SoftBank willing to give up control of combined Sprint

While SoftBank is still open to discussing other options, it is now willing to surrender control of Sprint and retain a minority stake in a merger with T-Mobile, the sources said. That deal, however, was batted down once US antitrust regulators got a whiff of what the combined company would do to competition. T-Mobile said it had 71.5 million total customers while Sprint had 59.5 million at the end of 2016.

After trying to merge with T-Mobile in 2014, SoftBank may once again make a serious attempt at merging T-Mo and Sprint.

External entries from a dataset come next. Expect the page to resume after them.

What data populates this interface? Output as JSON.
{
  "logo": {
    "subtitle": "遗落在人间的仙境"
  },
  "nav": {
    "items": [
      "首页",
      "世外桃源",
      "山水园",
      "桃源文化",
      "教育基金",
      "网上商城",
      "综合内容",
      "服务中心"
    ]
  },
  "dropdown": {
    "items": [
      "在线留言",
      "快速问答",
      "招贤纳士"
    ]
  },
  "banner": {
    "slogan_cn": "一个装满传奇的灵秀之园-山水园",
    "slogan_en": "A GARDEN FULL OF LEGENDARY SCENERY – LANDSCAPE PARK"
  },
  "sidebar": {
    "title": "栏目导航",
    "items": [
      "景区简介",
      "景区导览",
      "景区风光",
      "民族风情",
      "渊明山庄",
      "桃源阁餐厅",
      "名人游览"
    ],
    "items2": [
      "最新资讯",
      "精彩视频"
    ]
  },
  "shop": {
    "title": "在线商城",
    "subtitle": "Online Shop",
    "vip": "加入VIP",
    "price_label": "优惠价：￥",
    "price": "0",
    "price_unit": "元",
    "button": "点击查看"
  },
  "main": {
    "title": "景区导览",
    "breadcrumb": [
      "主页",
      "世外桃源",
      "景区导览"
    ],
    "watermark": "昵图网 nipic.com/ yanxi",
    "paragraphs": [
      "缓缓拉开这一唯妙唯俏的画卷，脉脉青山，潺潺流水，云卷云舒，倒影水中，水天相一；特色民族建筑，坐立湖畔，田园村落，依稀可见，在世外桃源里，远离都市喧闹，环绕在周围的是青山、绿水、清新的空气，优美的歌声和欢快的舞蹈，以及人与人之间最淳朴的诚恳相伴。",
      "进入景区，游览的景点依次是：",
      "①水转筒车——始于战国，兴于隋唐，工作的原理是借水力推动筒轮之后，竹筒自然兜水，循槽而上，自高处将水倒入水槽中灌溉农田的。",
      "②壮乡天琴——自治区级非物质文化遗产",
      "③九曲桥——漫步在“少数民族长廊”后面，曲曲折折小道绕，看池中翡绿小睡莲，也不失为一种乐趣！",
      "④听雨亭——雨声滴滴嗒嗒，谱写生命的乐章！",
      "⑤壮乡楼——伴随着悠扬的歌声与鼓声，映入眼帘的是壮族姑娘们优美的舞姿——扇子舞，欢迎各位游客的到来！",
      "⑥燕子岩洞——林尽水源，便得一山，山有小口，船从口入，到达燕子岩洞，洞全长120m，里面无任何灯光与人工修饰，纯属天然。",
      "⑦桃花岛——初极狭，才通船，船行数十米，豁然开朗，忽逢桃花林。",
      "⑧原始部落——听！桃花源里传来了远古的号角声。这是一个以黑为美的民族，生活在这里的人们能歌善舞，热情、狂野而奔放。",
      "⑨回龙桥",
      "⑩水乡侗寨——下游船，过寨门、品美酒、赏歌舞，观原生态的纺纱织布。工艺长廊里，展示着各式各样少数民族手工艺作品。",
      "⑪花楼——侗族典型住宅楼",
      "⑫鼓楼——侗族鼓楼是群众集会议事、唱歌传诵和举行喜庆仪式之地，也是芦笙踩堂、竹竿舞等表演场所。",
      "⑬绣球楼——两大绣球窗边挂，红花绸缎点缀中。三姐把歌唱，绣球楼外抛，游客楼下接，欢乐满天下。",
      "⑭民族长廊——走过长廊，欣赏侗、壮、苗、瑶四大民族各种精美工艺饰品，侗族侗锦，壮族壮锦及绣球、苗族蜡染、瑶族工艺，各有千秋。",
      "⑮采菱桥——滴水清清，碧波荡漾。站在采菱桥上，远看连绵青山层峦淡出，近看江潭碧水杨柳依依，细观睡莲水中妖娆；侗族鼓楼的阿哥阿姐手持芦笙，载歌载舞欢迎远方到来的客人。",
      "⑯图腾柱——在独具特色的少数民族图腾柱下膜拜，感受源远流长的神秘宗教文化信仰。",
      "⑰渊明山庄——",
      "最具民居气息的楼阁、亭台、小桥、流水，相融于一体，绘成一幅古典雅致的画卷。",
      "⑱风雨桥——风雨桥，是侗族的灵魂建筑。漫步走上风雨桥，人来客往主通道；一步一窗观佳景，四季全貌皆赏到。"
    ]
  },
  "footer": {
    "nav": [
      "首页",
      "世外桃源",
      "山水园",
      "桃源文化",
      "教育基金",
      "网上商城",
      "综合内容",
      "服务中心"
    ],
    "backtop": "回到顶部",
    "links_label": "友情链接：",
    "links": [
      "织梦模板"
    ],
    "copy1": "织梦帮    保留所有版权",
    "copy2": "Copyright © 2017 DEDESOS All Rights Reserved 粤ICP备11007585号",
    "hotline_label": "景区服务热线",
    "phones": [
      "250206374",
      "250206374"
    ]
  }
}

Now, Reuters reports that SoftBank, the company that owns 83 percent of Sprint, is preparing to start negotiations with Deutsche Telekom, all in hopes of merging Sprint and T-Mobile.

T-Mobile is the larger of the two carriers, with $37.2 billion in sales previous year, compared with $32.9 billion in revenue for Sprint over the past 12 months.

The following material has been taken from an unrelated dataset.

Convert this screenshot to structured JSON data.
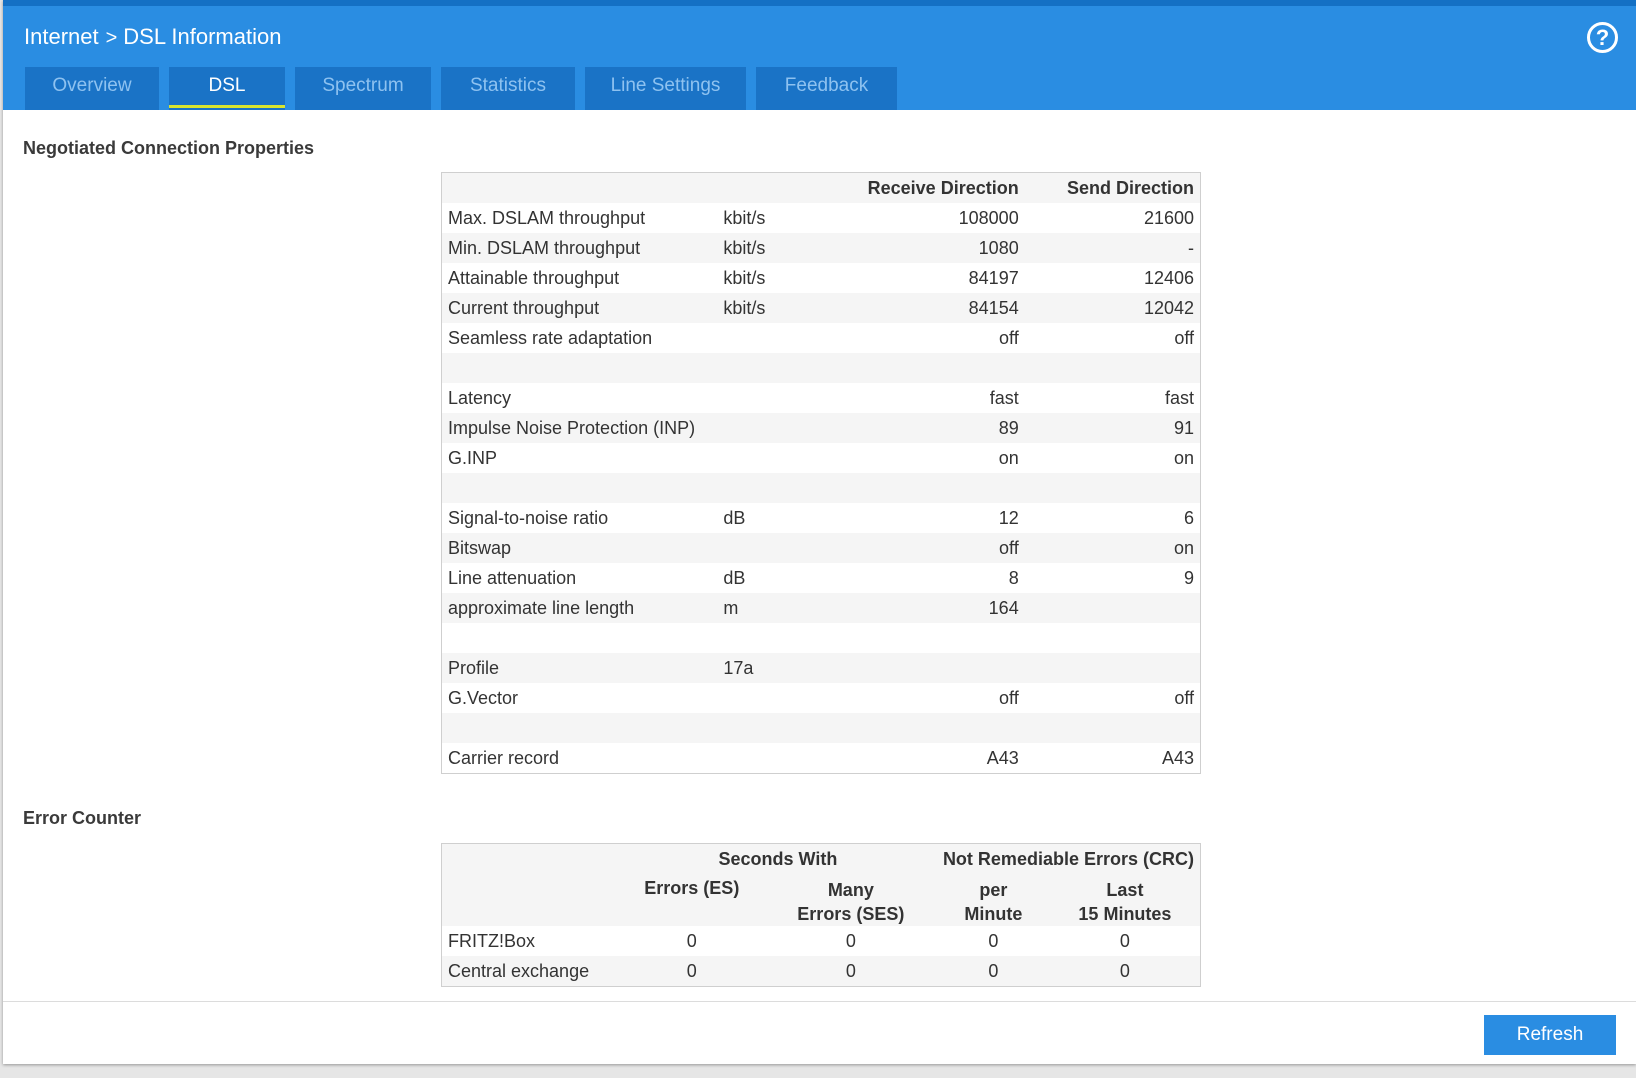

If this ends up happening, it would also mean that DT would be in control of the resulting entity and thus T-Mobile's management will be in control, that is provided that regulators don't block the deal. SoftBank would still have a minority stake in the merged company under this scenario, but it's unknown how large or small that share would be. It is a concession from Sprint that T-Mobile's management team (led by president and CEO John Legere) is the superior one of the two. But Reuters, which pinned the report on people familiar with the matter, said merger discussions could begin in April.

Stocks of both T-Mobile and Sprint received a surge following the news. Sprint closed at $9.30, up 3.33% percent. While details remain scarce, the FCC is now holding a 600MHz spectrum auction until April, and accordingly has imposed some strict anti-collusion rules that prevent acquisition discussions between rivals until the airwave auctions end. The carriers are in the middle of bidding for an airwave auction, and the FCC forbids any chats between competitors until that auction is finished because of its anti-collusion rules.

Related News: